(not to be confused with Wikipedia:Request for solutions, which is a Wikipedia phased out dispute solving method)

A request for solution (RFS, also known as request for proposed solution)[1] is a commercial document that describes a technological or organizational situation and demands a solution (for example, a new arrangement of information technology, IT) to possible suppliers of this solution. This document is normally issued by the organization which would benefit from the solution. The buying organisation keeps a dialogue with would-be suppliers to determine together the best solution.[1]

The difference with a request for proposal (RFP) consists of the RFS being much more open and leaving more space to innovate. Both RFP and RFS have requirements, but those of RFS are more general.[2] RFSs also need less time[2] to be answered, so they are likely to get a higher number of responses.

"A classic example of request for solution: the client gave general instructions regarding the solution while laying lesser restrictions on specific technology."[3]

"In contrast to a detailed, buyer-led RFP, the RFS is an open-ended, collaborative process. The customer describes its environment, objectives, concerns, and risk tolerance and the potential suppliers come back with solutions that meet those general requirements."[4]

The RFS may be used as the first step in a procurement process. Once a determined solution has been selected, the process can advance one step, issuing, for example, a RFP, more specific and detailed.


Lutz Peichert[5] challenges the need for yet another procurement term (RFS) when RFP already exists. John Healer,[5] on the contrary, has found "the Request for Solution language to be of value". Researchers[1] from the University of Tennessee consider RFS "an emerging competitive bidding methodology".

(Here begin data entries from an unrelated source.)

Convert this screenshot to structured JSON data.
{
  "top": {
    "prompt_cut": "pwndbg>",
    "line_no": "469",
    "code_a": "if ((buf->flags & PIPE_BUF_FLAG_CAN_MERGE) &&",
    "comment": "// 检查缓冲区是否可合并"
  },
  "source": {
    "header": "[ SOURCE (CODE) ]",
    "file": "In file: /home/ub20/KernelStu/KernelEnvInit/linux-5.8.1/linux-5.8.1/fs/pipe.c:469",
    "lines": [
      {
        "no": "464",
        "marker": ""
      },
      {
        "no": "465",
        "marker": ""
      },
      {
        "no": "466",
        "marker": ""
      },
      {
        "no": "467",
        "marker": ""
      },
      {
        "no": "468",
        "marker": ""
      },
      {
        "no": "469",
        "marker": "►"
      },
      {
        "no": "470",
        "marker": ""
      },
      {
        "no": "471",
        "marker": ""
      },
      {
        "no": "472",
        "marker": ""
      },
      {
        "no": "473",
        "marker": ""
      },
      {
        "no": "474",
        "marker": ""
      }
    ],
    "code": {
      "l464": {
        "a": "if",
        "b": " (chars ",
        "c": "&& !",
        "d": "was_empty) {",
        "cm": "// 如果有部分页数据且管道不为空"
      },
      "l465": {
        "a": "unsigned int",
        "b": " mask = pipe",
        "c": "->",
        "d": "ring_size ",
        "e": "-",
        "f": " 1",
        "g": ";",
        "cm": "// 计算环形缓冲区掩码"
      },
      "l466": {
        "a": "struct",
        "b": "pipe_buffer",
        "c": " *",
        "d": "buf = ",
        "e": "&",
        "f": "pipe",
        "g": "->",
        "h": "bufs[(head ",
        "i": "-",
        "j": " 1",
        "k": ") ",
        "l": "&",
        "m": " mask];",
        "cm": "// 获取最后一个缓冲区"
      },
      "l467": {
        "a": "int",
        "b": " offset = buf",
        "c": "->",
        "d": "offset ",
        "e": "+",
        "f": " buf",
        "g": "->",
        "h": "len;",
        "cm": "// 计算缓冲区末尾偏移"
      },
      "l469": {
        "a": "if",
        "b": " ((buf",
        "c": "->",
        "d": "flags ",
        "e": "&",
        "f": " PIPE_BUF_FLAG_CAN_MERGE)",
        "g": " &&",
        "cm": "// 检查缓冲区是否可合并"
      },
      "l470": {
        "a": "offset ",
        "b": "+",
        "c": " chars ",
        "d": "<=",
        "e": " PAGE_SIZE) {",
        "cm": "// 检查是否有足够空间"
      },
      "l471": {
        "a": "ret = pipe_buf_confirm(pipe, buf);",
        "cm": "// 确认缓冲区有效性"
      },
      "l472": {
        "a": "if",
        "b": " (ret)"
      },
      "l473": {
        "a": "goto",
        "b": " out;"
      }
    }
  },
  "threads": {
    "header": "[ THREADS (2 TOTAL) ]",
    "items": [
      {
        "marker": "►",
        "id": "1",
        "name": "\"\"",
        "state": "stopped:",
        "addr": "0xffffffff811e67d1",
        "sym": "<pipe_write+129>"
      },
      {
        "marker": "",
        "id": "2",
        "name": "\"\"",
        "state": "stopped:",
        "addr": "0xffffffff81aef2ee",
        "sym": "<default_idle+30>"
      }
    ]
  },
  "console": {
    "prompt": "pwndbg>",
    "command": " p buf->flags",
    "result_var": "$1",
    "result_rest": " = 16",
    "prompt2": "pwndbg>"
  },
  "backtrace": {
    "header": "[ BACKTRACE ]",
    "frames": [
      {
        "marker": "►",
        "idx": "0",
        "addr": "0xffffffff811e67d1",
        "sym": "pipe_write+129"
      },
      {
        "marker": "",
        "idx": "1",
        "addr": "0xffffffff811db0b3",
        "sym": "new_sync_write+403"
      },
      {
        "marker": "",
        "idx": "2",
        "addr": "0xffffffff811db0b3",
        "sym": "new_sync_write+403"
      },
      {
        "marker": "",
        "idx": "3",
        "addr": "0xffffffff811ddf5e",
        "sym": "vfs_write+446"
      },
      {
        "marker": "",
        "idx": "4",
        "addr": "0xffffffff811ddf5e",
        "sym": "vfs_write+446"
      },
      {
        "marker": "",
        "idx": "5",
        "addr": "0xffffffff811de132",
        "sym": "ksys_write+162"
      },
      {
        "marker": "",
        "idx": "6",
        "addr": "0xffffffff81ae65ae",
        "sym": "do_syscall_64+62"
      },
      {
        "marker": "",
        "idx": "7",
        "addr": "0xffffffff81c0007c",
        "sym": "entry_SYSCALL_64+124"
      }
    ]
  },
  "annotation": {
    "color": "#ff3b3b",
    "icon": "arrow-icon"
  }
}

See also[edit]


  1. ^ a b c Vitasek, Kate; Kling, Jeanne; Keith, Bonnie; Handley, David (2016). Unpacking Collaborative Bidding (PDF). Tennessee, USA: HASLAM COLLEGE OF BUSINESS. p. 9. Archived from the original (PDF) on 28 April 2017. Retrieved 27 April 2017. 
  2. ^ a b Tonti, Jon (July 3, 2012). "Out with Request for Proposals and in With Request for Solutions". Nearshore Americas. Retrieved 11 April 2017. 
  3. ^ mkrishna (July 27, 2012). "Why Request for Solution (RFS) is a better approach". Suyati. Retrieved 18 April 2017. 
  4. ^ Overby, Stephanie (June 15, 2012). "Why Your IT Outsourcing RFP Is Holding You Back". CIO from IDG. IDG. Retrieved 11 April 2017. 
  5. ^ a b Peichert, Lutz (July 19, 2012). "Lutz Peichert's Blog". Lutz Peichert. Retrieved 18 April 2017.